Consider, for example, a humble can of tomato soup. In the beginning, before there exists a single tomato, tin can, or label, farmers negotiate with representatives of agricultural supply companies for seed, fertilizer, and capital equipment. Having raised a crop of tomatoes, the farmer then negotiates with buyers from canneries on questions of volume, quality, and delivery dates, before the canners negotiate with their suppliers for tins and labels and with managers of retailer stores over wholesale prices, shelf space, and volume.

With perfect knowledge, all of these businesses could avoid excess and wastage but would not miss any business opportunities because a firm underestimated its cash or inventory requirements. Complicating the business communication problem is each firm's desire for independence: A business's problem domain overlaps the problem domains of the organizations adjacent to it in the supply chain, but it is in each firm's interests to retain its autonomy in terms of its management decision making. Business differentiation leads to diversity in the structure and functionality of the computer systems used to record the changing state of an organization and its assets. Consequently, no two businesses and no two business information systems are quite alike.

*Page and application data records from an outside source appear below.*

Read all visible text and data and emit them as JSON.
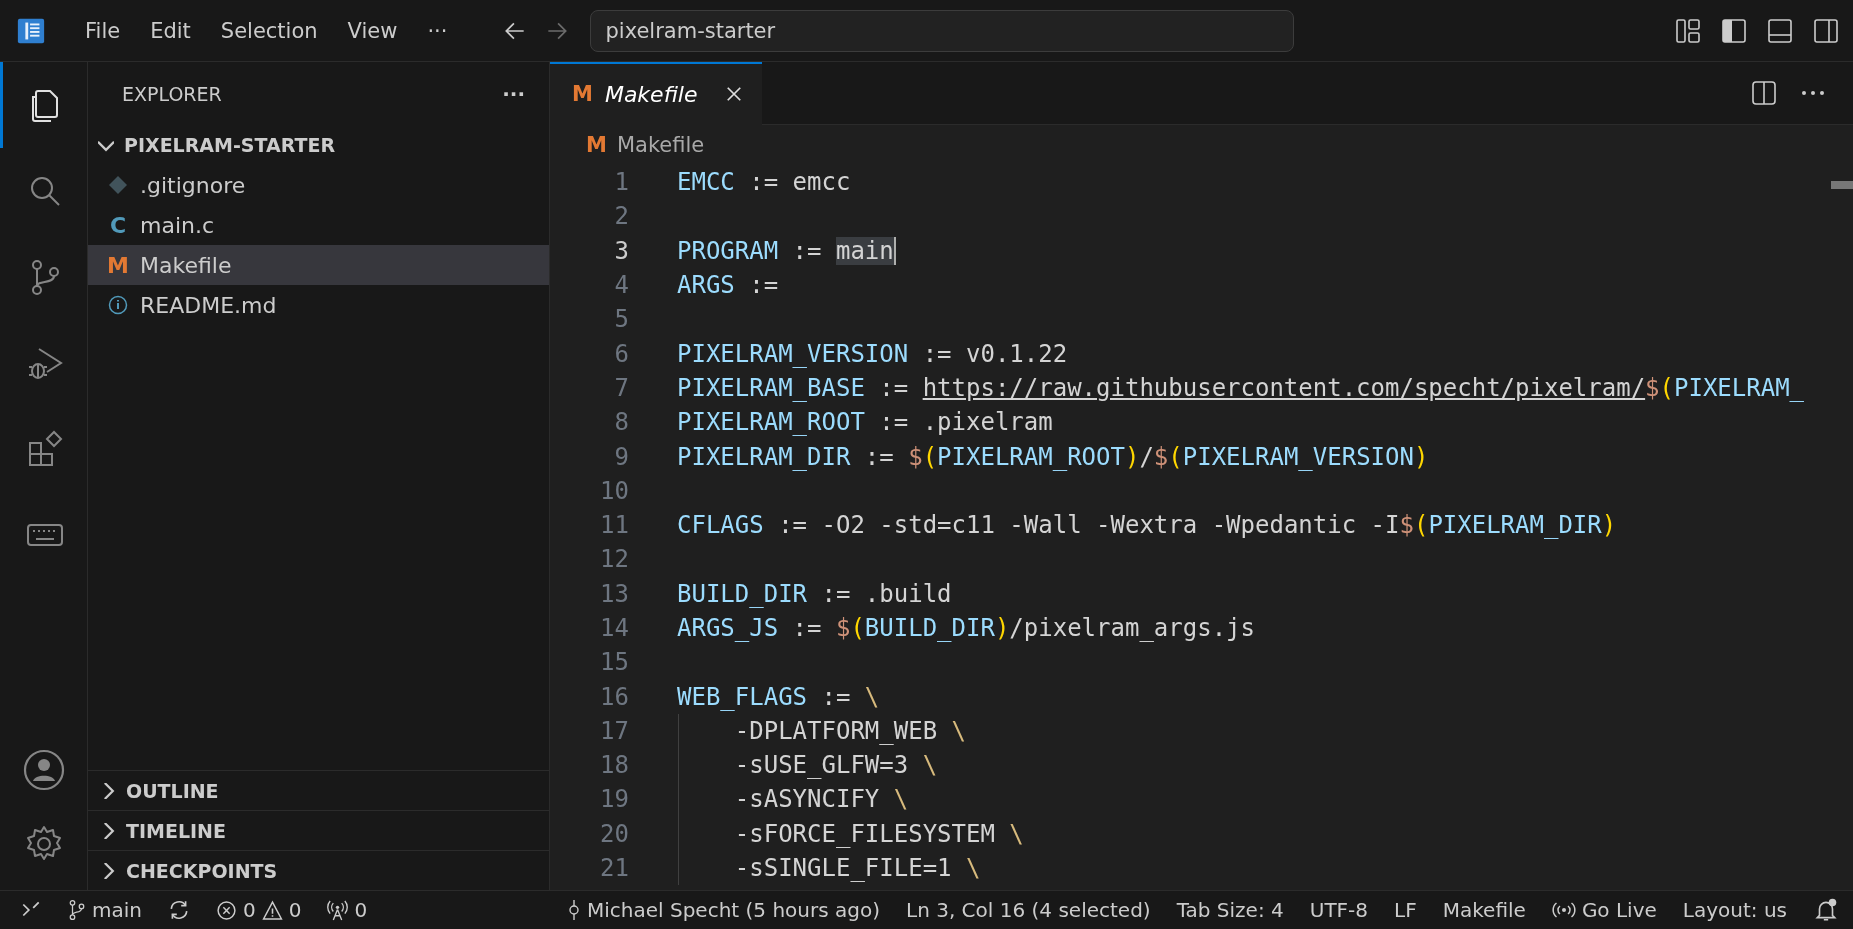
{
  "menu": [
    "File",
    "Edit",
    "Selection",
    "View",
    "···"
  ],
  "search": {
    "value": "pixelram-starter"
  },
  "activity": [
    {
      "kind": "files",
      "selected": true
    },
    {
      "kind": "search",
      "selected": false
    },
    {
      "kind": "git",
      "selected": false
    },
    {
      "kind": "debug",
      "selected": false
    },
    {
      "kind": "extensions",
      "selected": false
    },
    {
      "kind": "keyboard",
      "selected": false
    }
  ],
  "sidebar": {
    "title": "EXPLORER",
    "more": "···",
    "project": {
      "name": "PIXELRAM-STARTER",
      "expanded": true
    },
    "files": [
      {
        "name": ".gitignore",
        "kind": "git",
        "selected": false
      },
      {
        "name": "main.c",
        "kind": "c",
        "badge": "C",
        "selected": false
      },
      {
        "name": "Makefile",
        "kind": "make",
        "badge": "M",
        "selected": true
      },
      {
        "name": "README.md",
        "kind": "info",
        "selected": false
      }
    ],
    "sections": [
      {
        "name": "OUTLINE",
        "expanded": false
      },
      {
        "name": "TIMELINE",
        "expanded": false
      },
      {
        "name": "CHECKPOINTS",
        "expanded": false
      }
    ]
  },
  "tabs": [
    {
      "label": "Makefile",
      "badge": "M",
      "selected": true,
      "preview": true
    }
  ],
  "breadcrumb": {
    "badge": "M",
    "label": "Makefile"
  },
  "lines": [
    {
      "number": "1",
      "current": false,
      "guide": false,
      "tokens": [
        {
          "text": "EMCC",
          "kind": "var"
        },
        {
          "text": " := emcc",
          "kind": "plain"
        }
      ]
    },
    {
      "number": "2",
      "current": false,
      "guide": false
    },
    {
      "number": "3",
      "current": true,
      "guide": false,
      "tokens": [
        {
          "text": "PROGRAM",
          "kind": "var"
        },
        {
          "text": " := ",
          "kind": "plain"
        },
        {
          "text": "main",
          "kind": "selected"
        }
      ]
    },
    {
      "number": "4",
      "current": false,
      "guide": false,
      "tokens": [
        {
          "text": "ARGS",
          "kind": "var"
        },
        {
          "text": " :=",
          "kind": "plain"
        }
      ]
    },
    {
      "number": "5",
      "current": false,
      "guide": false
    },
    {
      "number": "6",
      "current": false,
      "guide": false,
      "tokens": [
        {
          "text": "PIXELRAM_VERSION",
          "kind": "var"
        },
        {
          "text": " := v0.1.22",
          "kind": "plain"
        }
      ]
    },
    {
      "number": "7",
      "current": false,
      "guide": false,
      "tokens": [
        {
          "text": "PIXELRAM_BASE",
          "kind": "var"
        },
        {
          "text": " := ",
          "kind": "plain"
        },
        {
          "text": "https://raw.githubusercontent.com/specht/pixelram/",
          "kind": "link"
        },
        {
          "text": "$",
          "kind": "dollar"
        },
        {
          "text": "(",
          "kind": "paren"
        },
        {
          "text": "PIXELRAM_",
          "kind": "var"
        }
      ]
    },
    {
      "number": "8",
      "current": false,
      "guide": false,
      "tokens": [
        {
          "text": "PIXELRAM_ROOT",
          "kind": "var"
        },
        {
          "text": " := .pixelram",
          "kind": "plain"
        }
      ]
    },
    {
      "number": "9",
      "current": false,
      "guide": false,
      "tokens": [
        {
          "text": "PIXELRAM_DIR",
          "kind": "var"
        },
        {
          "text": " := ",
          "kind": "plain"
        },
        {
          "text": "$",
          "kind": "dollar"
        },
        {
          "text": "(",
          "kind": "paren"
        },
        {
          "text": "PIXELRAM_ROOT",
          "kind": "var"
        },
        {
          "text": ")",
          "kind": "paren"
        },
        {
          "text": "/",
          "kind": "plain"
        },
        {
          "text": "$",
          "kind": "dollar"
        },
        {
          "text": "(",
          "kind": "paren"
        },
        {
          "text": "PIXELRAM_VERSION",
          "kind": "var"
        },
        {
          "text": ")",
          "kind": "paren"
        }
      ]
    },
    {
      "number": "10",
      "current": false,
      "guide": false
    },
    {
      "number": "11",
      "current": false,
      "guide": false,
      "tokens": [
        {
          "text": "CFLAGS",
          "kind": "var"
        },
        {
          "text": " := -O2 -std=c11 -Wall -Wextra -Wpedantic -I",
          "kind": "plain"
        },
        {
          "text": "$",
          "kind": "dollar"
        },
        {
          "text": "(",
          "kind": "paren"
        },
        {
          "text": "PIXELRAM_DIR",
          "kind": "var"
        },
        {
          "text": ")",
          "kind": "paren"
        }
      ]
    },
    {
      "number": "12",
      "current": false,
      "guide": false
    },
    {
      "number": "13",
      "current": false,
      "guide": false,
      "tokens": [
        {
          "text": "BUILD_DIR",
          "kind": "var"
        },
        {
          "text": " := .build",
          "kind": "plain"
        }
      ]
    },
    {
      "number": "14",
      "current": false,
      "guide": false,
      "tokens": [
        {
          "text": "ARGS_JS",
          "kind": "var"
        },
        {
          "text": " := ",
          "kind": "plain"
        },
        {
          "text": "$",
          "kind": "dollar"
        },
        {
          "text": "(",
          "kind": "paren"
        },
        {
          "text": "BUILD_DIR",
          "kind": "var"
        },
        {
          "text": ")",
          "kind": "paren"
        },
        {
          "text": "/pixelram_args.js",
          "kind": "plain"
        }
      ]
    },
    {
      "number": "15",
      "current": false,
      "guide": false
    },
    {
      "number": "16",
      "current": false,
      "guide": false,
      "tokens": [
        {
          "text": "WEB_FLAGS",
          "kind": "var"
        },
        {
          "text": " := ",
          "kind": "plain"
        },
        {
          "text": "\\",
          "kind": "cont"
        }
      ]
    },
    {
      "number": "17",
      "current": false,
      "guide": true,
      "tokens": [
        {
          "text": "    -DPLATFORM_WEB ",
          "kind": "plain"
        },
        {
          "text": "\\",
          "kind": "cont"
        }
      ]
    },
    {
      "number": "18",
      "current": false,
      "guide": true,
      "tokens": [
        {
          "text": "    -sUSE_GLFW=3 ",
          "kind": "plain"
        },
        {
          "text": "\\",
          "kind": "cont"
        }
      ]
    },
    {
      "number": "19",
      "current": false,
      "guide": true,
      "tokens": [
        {
          "text": "    -sASYNCIFY ",
          "kind": "plain"
        },
        {
          "text": "\\",
          "kind": "cont"
        }
      ]
    },
    {
      "number": "20",
      "current": false,
      "guide": true,
      "tokens": [
        {
          "text": "    -sFORCE_FILESYSTEM ",
          "kind": "plain"
        },
        {
          "text": "\\",
          "kind": "cont"
        }
      ]
    },
    {
      "number": "21",
      "current": false,
      "guide": true,
      "tokens": [
        {
          "text": "    -sSINGLE_FILE=1 ",
          "kind": "plain"
        },
        {
          "text": "\\",
          "kind": "cont"
        }
      ]
    }
  ],
  "status_bar": {
    "branch": "main",
    "errors": "0",
    "warnings": "0",
    "ports": "0",
    "blame": "Michael Specht (5 hours ago)",
    "right": [
      {
        "kind": "text",
        "label": "Ln 3, Col 16 (4 selected)"
      },
      {
        "kind": "text",
        "label": "Tab Size: 4"
      },
      {
        "kind": "text",
        "label": "UTF-8"
      },
      {
        "kind": "text",
        "label": "LF"
      },
      {
        "kind": "text",
        "label": "Makefile"
      },
      {
        "kind": "live",
        "label": "Go Live"
      },
      {
        "kind": "text",
        "label": "Layout: us"
      }
    ]
  }
}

XML in e-business is therefore likely to be characterized by a very large number (due to lower transaction costs) of small, structured messages (due to the need for clarity in business communication). Even so, each business will need to concern itself with only a subset of the data in a message and will use the relevant subset as input to its own management systems. Also, the firm needs to convey information to other companies using XML. Consequently, the three principal requirements of any persistent storage system regarding XML are

  1. The system must be capable of accepting high volumes of information formatted using XML. Further, the system should provide mechanisms for extracting the relevant information from these messages and storing it according to the (probably preexisting) data model that businesses design to support their own particular requirements.

  2. An XML-enabled repository must also be capable of generating messages as XML from either the preexisting information systems or from the XML data it manages.

  3. Because the original XML messages may contain information that has no place in the business's information systems and yet must be kept as a statement of record, many information systems will also be required to store XML messages for whatever duration the business requires, and to provide the business with the ability to manipulate (query) this message history.

Our prototype system's design priority, therefore, is managing a great many small XML messages: inquiries, quotes, orders, and invoices. These arrive, are stored within the repository, and the contents of these messages can be queried using SQL or XPath. Both XML schema (metadata) and XML document data are organized in a tightly integrated fashion. XPath-read queries span multiple messages (one can think of the repository as a single XML document that is constantly growing), and the system must be capable of executing XPath queries at the same time that new messages are being added to the repository.


Part IV: Applications of XML